It is my pleasure to announce that Westminster Academy will be taking part in UCL’s Holocaust Education Institute’s Beacon School Programme from 2020-2021. This programme will help foster education of the Holocaust and nuanced and accurate inclusion of Jewish culture across the school.
The programme will be based in the history department, but, as part of the programme, we will be conducting an audit of how the Holocaust, genocide, and Jewish culture are taught across the school, and we hope to improve our provision throughout the year.
Undertaking this programme is particularly important in the current political context, both as anti-semitism still exists in British society but also as the Beacon School Programme has been held up as an example of best practice in developing a whole school view on teaching difficult history and in making sure that the culture and history of diverse ethnic groups is represented across the curriculum. At the current moment, Westminster Academy is reviewing both our provision for teaching the Holocaust and Jewish culture but also how we incorporate diversity across the board, especially in the context of the Black Lives Matter movement and Black History Month.

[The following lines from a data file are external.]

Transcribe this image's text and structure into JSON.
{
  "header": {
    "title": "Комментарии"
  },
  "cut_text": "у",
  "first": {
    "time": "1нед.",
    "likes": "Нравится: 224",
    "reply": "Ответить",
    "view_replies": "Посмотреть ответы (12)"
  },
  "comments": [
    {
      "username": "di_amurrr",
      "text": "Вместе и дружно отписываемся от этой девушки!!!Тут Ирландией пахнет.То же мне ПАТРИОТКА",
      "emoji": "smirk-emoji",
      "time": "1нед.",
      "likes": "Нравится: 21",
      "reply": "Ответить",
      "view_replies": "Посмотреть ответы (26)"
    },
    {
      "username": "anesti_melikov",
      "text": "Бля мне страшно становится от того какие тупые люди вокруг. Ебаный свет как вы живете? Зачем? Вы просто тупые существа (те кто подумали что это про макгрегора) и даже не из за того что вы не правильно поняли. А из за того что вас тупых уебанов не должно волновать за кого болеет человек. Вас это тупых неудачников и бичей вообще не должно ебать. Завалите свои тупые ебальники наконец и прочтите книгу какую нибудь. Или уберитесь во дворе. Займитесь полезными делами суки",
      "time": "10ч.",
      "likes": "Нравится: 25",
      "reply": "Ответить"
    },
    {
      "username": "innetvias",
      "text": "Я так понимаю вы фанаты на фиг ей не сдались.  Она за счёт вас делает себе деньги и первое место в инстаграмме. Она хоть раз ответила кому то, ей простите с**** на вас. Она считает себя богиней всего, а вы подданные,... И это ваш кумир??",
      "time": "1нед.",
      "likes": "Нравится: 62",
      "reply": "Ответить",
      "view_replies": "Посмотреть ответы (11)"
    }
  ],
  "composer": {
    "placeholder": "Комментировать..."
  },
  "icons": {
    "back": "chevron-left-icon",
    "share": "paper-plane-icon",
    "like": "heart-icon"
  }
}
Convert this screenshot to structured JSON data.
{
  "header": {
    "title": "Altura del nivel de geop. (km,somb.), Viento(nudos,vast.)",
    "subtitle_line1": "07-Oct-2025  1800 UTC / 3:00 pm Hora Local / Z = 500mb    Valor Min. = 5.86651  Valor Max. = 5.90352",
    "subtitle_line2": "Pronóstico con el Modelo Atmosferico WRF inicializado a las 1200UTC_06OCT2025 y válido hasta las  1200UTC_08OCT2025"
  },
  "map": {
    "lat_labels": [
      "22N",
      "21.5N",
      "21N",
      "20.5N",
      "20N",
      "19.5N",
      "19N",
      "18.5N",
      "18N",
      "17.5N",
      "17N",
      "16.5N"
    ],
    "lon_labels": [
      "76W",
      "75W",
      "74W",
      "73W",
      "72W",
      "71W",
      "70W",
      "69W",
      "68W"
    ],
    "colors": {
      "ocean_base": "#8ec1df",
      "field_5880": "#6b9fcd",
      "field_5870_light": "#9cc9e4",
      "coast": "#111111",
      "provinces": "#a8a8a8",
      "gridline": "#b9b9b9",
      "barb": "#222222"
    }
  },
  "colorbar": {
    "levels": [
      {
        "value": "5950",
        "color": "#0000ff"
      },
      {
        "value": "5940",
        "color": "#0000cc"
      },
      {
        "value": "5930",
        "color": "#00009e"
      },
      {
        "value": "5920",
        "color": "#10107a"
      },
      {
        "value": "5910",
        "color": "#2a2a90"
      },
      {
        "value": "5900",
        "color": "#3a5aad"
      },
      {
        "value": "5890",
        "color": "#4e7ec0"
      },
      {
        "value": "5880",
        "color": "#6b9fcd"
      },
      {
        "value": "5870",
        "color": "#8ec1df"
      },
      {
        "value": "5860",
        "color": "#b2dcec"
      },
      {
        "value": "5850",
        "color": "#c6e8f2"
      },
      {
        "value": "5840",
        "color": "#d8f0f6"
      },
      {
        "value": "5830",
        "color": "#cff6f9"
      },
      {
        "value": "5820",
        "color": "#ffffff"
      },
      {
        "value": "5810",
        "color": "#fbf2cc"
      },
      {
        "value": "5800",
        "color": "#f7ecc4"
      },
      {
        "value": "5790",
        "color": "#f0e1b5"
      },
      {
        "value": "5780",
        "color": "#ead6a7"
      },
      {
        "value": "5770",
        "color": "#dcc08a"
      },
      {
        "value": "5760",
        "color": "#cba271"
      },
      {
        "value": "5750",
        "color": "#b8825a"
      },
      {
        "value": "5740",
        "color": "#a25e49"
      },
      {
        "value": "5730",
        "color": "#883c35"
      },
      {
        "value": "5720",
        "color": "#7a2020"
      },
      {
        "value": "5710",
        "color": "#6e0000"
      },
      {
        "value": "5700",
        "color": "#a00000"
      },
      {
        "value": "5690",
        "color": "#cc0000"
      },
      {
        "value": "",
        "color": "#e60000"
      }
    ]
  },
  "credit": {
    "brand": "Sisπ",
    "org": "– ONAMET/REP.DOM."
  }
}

We have already kicked off the programme with whole-staff training on diversity and pedagogical techniques for introducing diverse cultures into lessons. We are excited to start bringing students into the work we are doing for the Beacon School throughout the year as well. Our first project is a collaboration with the Hampton School in South London. A group of Year 13 students have interviewed a survivor of the 1994 Genocide against the Tutsi, Eric Murangwa. His talk was a thoughtful, if at times harrowing, account of his experience of the genocide and an incredible testimony to the importance of tolerance and forgiveness.
Students will now be collaborating, remotely, with students from the Hampton School, who will have interviewed a Holocaust survivor. Together, the students are going to put together a book on genocide awareness, which they hope to sell in order to support charities who support victims of genocide.
We also hope, if the epidemiological context allows, to invite parents into events later in the school and that this programme will develop to benefit the entire school community.
Ms Matlis, History Coordinator